It really depends on how old the horse is how severe the founder is and what caused the founder for one. But a knowledgable farrier can do wonders for him. One thig the farrier can do, is when trimming him to be shoed, the farrier should lower the heel as much as possible to balance the foot and take the weight off the toe, generally where separation starts. Lowering the toe will also put pressure on the deep flexor tendon, with pulls on the coffin bone, and will help reset the coffiing bone in place. The main factor when dealing with a foundered horse is to take the pressure off of the toe where the wall has begun to separate from the sensitive laminae.

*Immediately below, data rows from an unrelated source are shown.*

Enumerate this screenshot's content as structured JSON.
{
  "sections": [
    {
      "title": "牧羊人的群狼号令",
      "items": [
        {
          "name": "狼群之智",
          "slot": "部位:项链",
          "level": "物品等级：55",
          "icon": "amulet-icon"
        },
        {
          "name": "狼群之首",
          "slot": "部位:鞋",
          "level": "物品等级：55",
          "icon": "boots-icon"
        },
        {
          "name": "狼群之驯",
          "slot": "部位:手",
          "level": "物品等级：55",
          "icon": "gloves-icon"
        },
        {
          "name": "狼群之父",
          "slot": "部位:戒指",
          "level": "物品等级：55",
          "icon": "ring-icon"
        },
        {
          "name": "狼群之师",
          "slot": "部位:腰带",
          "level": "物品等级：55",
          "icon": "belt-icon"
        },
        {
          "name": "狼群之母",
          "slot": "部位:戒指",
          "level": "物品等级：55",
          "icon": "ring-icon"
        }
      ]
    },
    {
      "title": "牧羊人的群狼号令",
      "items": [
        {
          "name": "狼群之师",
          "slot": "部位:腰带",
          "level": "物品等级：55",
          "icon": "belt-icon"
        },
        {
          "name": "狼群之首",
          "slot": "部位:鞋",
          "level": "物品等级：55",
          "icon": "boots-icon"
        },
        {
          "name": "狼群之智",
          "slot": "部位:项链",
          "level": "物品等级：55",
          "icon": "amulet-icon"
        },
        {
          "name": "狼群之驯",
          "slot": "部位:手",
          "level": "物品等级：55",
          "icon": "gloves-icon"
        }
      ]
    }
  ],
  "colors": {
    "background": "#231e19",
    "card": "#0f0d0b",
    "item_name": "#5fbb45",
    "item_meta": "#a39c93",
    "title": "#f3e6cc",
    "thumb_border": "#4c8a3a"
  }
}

As an ower a few rules to follow with a foundered horse is, don't allow them to eat lush grass if they aren't use to it, generally most horse do not need grain, but owners tend to think they do, and don't overwork the horse after they have been freshly trimmed or been off for a long time.
As to the difference in donkey feet as to horse feet. Donkeys and mules tend to have more club type feet then horses, so thhey do need to be treated different.
I wish you good luck with your horse/donkey! :)